that are predictors of which players are likely to be available when it's the Colts' turn to pick.
When he's not in his office, Polian is on the road scouting. Throughout the season, he keeps an eye on other teams and
When the season ends, Polian is consumed with college campus visits, which stretch through April; the NFL Scouting Combine
in Indianapolis each February; small-group and individual workouts organized by agents; and crunching data from his and other
Colts scouts' analysis. When draft day comes, Polian said, most of the heavy lifting is done.
"We don't make a lot of changes to our strategy on draft day," he said.
Though the draft is held in New York, Polian will be in the "draft day war room" at the 56th Street Colts complex.
Though local and even some national sports media will descend on Indianapolis for draft day, it's just another work day
"For me, it's not a marketing event," he said.
Like father like son?
While his intensity comes straight from his father, Chris is very different in some ways. "Chris is more mild-mannered
and doesn't tend to wear his intensity on his sleeve like his dad," Levy said.
Bill Polian said while he's old school, Chris has modernized the way player data is gathered and analyzed.
"He takes the tenets we work with and applies them to the new-age, high-tech world we live in," he said.
Indeed, Chris Polian is not afraid to try new strategies to build a Super Bowl contender. He recently began working with
front-office personnel for Major League Baseball's California Angels and Chicago Cubs, and the Anaheim Ducks of the National
Hockey League on tactics ranging from scouting and drafting to management.

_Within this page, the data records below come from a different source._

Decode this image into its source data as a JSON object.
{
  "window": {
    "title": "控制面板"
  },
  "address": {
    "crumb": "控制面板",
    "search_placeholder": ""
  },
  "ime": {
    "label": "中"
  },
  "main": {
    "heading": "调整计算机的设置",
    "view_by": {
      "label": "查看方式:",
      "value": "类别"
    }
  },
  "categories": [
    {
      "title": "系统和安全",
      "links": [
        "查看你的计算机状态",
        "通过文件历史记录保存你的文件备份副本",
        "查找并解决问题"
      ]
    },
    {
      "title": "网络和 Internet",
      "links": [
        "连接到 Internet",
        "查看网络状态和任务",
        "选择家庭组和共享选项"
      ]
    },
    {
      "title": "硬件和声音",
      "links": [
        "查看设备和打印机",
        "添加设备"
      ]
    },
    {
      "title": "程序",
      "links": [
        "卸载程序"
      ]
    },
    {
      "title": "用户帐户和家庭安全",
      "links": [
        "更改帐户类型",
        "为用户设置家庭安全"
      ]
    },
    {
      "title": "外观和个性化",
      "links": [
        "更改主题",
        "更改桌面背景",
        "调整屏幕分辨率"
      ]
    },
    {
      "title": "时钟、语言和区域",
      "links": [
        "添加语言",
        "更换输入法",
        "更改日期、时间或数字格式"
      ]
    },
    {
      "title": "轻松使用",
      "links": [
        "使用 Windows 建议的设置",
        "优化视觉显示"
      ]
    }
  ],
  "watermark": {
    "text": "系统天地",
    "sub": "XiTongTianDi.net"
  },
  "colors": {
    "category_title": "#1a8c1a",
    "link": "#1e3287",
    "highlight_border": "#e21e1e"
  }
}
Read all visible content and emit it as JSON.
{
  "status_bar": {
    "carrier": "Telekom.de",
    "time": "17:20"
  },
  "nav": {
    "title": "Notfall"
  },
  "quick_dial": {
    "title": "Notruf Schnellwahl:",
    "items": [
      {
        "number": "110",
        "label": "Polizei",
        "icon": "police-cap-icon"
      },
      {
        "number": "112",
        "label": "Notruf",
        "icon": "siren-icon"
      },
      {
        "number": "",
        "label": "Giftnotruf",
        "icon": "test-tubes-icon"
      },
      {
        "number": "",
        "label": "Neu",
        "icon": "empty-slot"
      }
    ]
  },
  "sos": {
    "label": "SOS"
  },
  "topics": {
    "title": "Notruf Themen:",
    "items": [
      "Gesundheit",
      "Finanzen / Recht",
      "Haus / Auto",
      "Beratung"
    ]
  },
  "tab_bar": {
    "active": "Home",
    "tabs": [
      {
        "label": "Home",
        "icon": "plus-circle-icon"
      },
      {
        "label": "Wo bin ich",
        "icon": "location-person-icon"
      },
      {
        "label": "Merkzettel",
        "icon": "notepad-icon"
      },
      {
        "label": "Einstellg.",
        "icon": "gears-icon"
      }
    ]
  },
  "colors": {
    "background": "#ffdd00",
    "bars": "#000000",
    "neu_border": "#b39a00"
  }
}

But while Bill Polian said there's lots he and other longtime football operators could learn from his son, Chris Polian
remains more intent on being the student than the master.
"One of the most difficult things to learn about this job is how to balance your professional and family life,"
said Polian, who, with wife Debbie, has three children ranging in age from 5 years to 8 months. "That's where I look
to my dad.
"More than I hope I can be as good as he is in football, I hope I can be as good as he is as a father. Because as good
as he is in this industry, he's an even better family man. I couldn't ask for a better role model."